The United Nations has reported that members of the Islamic State of Iraq and Syria (ISIS) are killing, torturing and raping the children of minority families within Iraq, and the UN is asking that more be done in an effort to protect Iraqi children.
A report issued earlier this week by the UN Committee on the Rights of the Child said there have been several recent reports of “several cases of mass executions of boys, as well as reports of beheadings, crucifixions of children and burying children alive.” The group has also been known to sell abducted children as sex slaves, writes Stephanie Nebehay for Al Arabiya News. Some are imprisoned and subjected to rape while others are sold at market with a price tag stuck to them.

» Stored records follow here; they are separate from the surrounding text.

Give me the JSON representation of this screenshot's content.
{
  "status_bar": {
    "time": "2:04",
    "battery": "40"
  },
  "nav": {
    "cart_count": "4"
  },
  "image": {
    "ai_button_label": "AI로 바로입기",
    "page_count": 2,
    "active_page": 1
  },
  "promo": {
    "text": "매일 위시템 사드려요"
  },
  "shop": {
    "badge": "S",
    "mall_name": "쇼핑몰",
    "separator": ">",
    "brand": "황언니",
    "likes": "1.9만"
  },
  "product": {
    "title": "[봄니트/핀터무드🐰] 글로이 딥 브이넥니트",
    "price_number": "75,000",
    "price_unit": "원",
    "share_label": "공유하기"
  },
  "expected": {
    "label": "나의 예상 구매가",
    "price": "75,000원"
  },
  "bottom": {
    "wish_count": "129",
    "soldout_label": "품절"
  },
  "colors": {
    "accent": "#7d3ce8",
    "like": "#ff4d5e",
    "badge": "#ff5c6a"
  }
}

The committee went on to say that the group has been using boys under the age of 18, particularly those who are “mentally challenged,” as suicide bombers, bomb makers, informants and human shields. A recent video showed a young boy, who was possibly a foreign fighter from Central Asia, executing two unknown men. Another video placed online showed children as young as 8 years old being trained to become child soldiers.
“We are really deeply concerned at torture and murder of those children, especially those belonging to minorities, but not only from minorities,” committee expert Renate Winter told a news briefing. “The scope of the problem is huge.”
ISIS is a breakaway Al-Qaeda group that has killed thousands and forced hundreds of thousands more from their homes in a “reign of terror.” The group recently released a video of a captured Jordanian pilot being burned alive.
The group has bragged on social media about its ability to gain children for its army after seizing large portions of Iraq and Syria the previous year. The group, which now controls an area about the same size as Indiana, has released numerous videos and pictures showing young children holding automatic weapons while in training or in formation.
The report notes that ISIS is not the only party using child soldiers and breaking international treaties in the process. The Iraqi militia fighting ISIS has also been known to recruit underage soldiers, and the Free Syrian Army is looking into bringing in refugee youth, writes Robin Wright for The Wall Street Journal.
Iraq’s military is currently having difficulty with its fight against the Islamic State and the government is asking for additional weapons and training be offered to their soldiers.
The UN agency is asking for even more to be done, saying the country needs to “take all necessary actions to ensure the safety and protection of children and their families.”
The U.N. body, which reviewed Iraq’s record for the first time since 1998, denounced “the systematic killing of children belonging to religious and ethnic minorities by the so-called ISIL, including several cases of mass executions of boys, as well as reports of beheadings, crucifixions of children and burying children alive”.